The Aleutian Islands are a volcanic arc — a chain of volcanoes above a subducting tectonic plate. There are 14 large and 55 smaller islands, extending for about 1,200 miles across the Bering Sea. Most of the islands are part of the State of Alaska – a few on the far eastern end belong to Russia. There are more than 50 volcanoes in the chain – most with names I can’t pronounce. These started erupting about 50 million years ago when the Pacific Plate began subducting beneath the North American plate.  Recent activity in the Aleutians is currently highest at Shishaldin, but in the past few weeks it was also high at Semisopochnoi.

In case you are wondering, here are the potentially active volcanoes in other US states:

California: Lassen Volcanic Center, Long Valley, Mount Shasta, Clear Lake, Mono-Inyo Craters, Medicine Lake, Salton Buttes

Oregon: Crater Lake, Mount Hood, Newberry, Three Sisters

Washington: Glacier Peak, Mount Baker, Mount Rainier, Mount Adams, Mount St. Helens (photo below, and shown as “feature photo”for this post)

Wyoming: Yellowstone

These landmarks promise lots of action ahead – although maybe not for a few tens, or maybe hundreds, or even thousands of years? No one really knows.

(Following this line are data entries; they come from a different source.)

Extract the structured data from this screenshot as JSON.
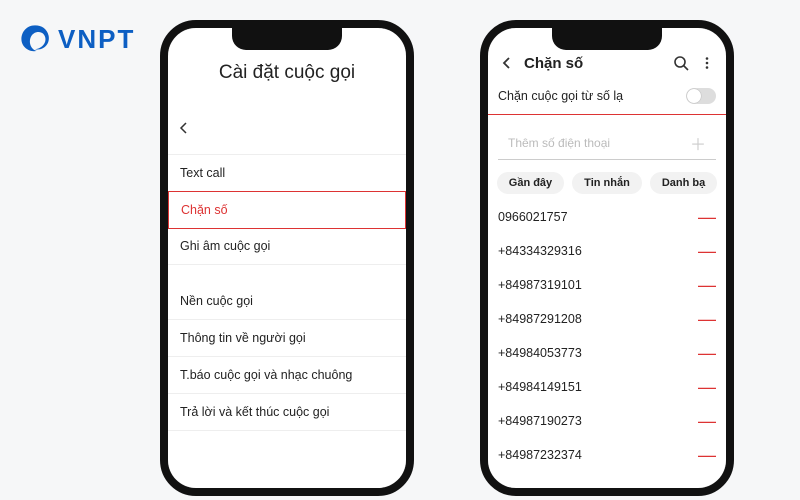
{
  "logo": {
    "text": "VNPT"
  },
  "phone_left": {
    "title": "Cài đặt cuộc gọi",
    "items": [
      "Text call",
      "Chặn số",
      "Ghi âm cuộc gọi",
      "Nền cuộc gọi",
      "Thông tin về người gọi",
      "T.báo cuộc gọi và nhạc chuông",
      "Trả lời và kết thúc cuộc gọi"
    ],
    "selected_index": 1
  },
  "phone_right": {
    "header": "Chặn số",
    "toggle_label": "Chặn cuộc gọi từ số lạ",
    "toggle_on": false,
    "add_placeholder": "Thêm số điện thoại",
    "chips": [
      "Gần đây",
      "Tin nhắn",
      "Danh bạ"
    ],
    "numbers": [
      "0966021757",
      "+84334329316",
      "+84987319101",
      "+84987291208",
      "+84984053773",
      "+84984149151",
      "+84987190273",
      "+84987232374"
    ]
  }
}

North Pacific air routes over the Aleutian volcanic arc. From the Alaska Volcano Observatory, a joint program of the United States Geological Survey, the Geophysical Institute of the University of Alaska Fairbanks, and the State of Alaska Division of Geological and Geophysical Surveys. 2004.
Flowing lava. Image by 272447 from Pixabay
Plumes of steam, gas, and ash often occurred at Mount St. Helens in the early 1980s.  The plume photographed here rose nearly 3,000 ft (910 m) above the volcano’s rim. The view is from Harrys Ridge, 5 mi (8 km) north of the mountain.By Lyn Topinka – CVO Photo Archive Mount St. Helens, After 18 May 1980., Public Domain,